I have been waiting for a character like Finn Abbott for a long time. I was very pleased to see a parent with a mental illness represented in Fangirl, and I've been waiting for an author to tackle the circumstance of having a parent with a physical illness. These family dynamics are underrepresented in YA fiction, despite knowing a lot of people in my life who have been affected by a parent with an illness. I have seen so much of Finn reflected in my friends and in myself and Terrill really grasped the personality nuances that come with growing up with a sick parent. I was very impressed.
If you're looking for a well-rounded, action-packed novel that understands complicated friendships, family dynamics and character evolution, look no further! All Our Yesterdays has it all!
Frankly, I want to give this 4 stars, but it would embarrass me to rate it so highly when this purely a self-indulgent romance read.
I'll admit- my enjoyment of this book was closer to a 5, but some issues with specifics won't allow me to give this book that rating. For one, the over-usage of my least favorite term of endearment, "baby." Just not my thing. Secondly, Noah, while having many many admirable qualities (his loyalty, his strength, his confidence, his determination, his devotion, his sexiness... probably shouldn't have listed that last one, but couldn't resist... etc.) he sounded a little controlling at times. Just shades of it. Like he relies on intimidation. Which, in a way, is fine considering his past and that he's just 18. He's got enough good qualities, good sense, to grow out of that macho-man, I-take-care-of-MY-girl-and-yes-she-is-MINE stage and into someone who can be a bit more INTERdependent. Also, he really does need a better vocabulary. And yet again, on the other hand, that's how some teenagers speak! In the end, I'm glad Katie McGarry wasn't afraid to throw around a lot of bad language.

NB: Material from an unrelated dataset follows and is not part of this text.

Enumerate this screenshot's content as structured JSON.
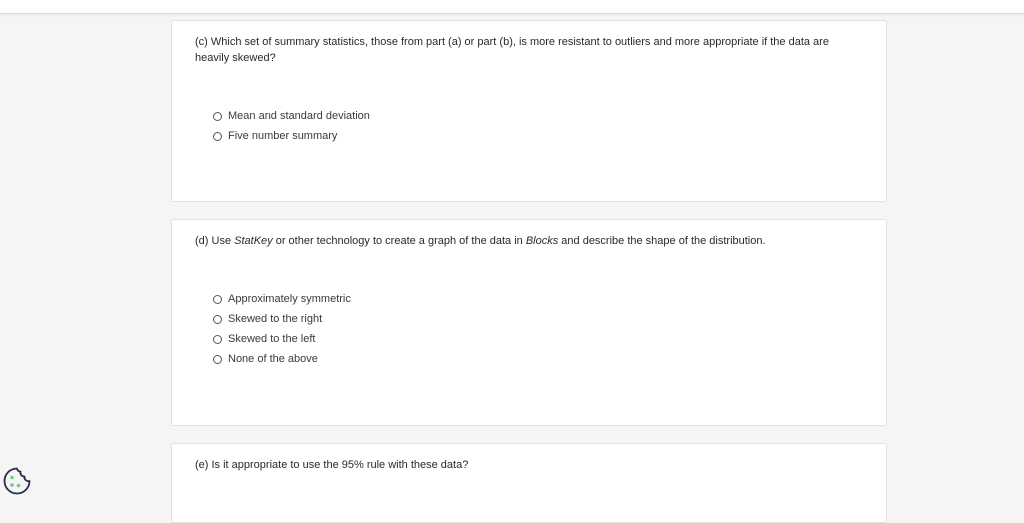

But yes it drew me in, yes I had trouble putting it down, yes I got sucked into their world, and yes I really really enjoyed their chemistry. This book is exactly what I wanted it to be. I didn't care about Beth or Lila, but I liked Isaiah a WHOLE lot and want to read about him in his own book. I liked Noah & Echo's relationship and I reveled in their chemistry. It was a bit of wish-fulfillment-y and what you'd expect from a teen novel, but it also dealt with some real issues (other than I have no personality and my boyfriend is a vampire omg). Lastly, yay for teen books that recognize there's more than kissing then sex. There's a beautiful and expansive area in between to enjoy :^)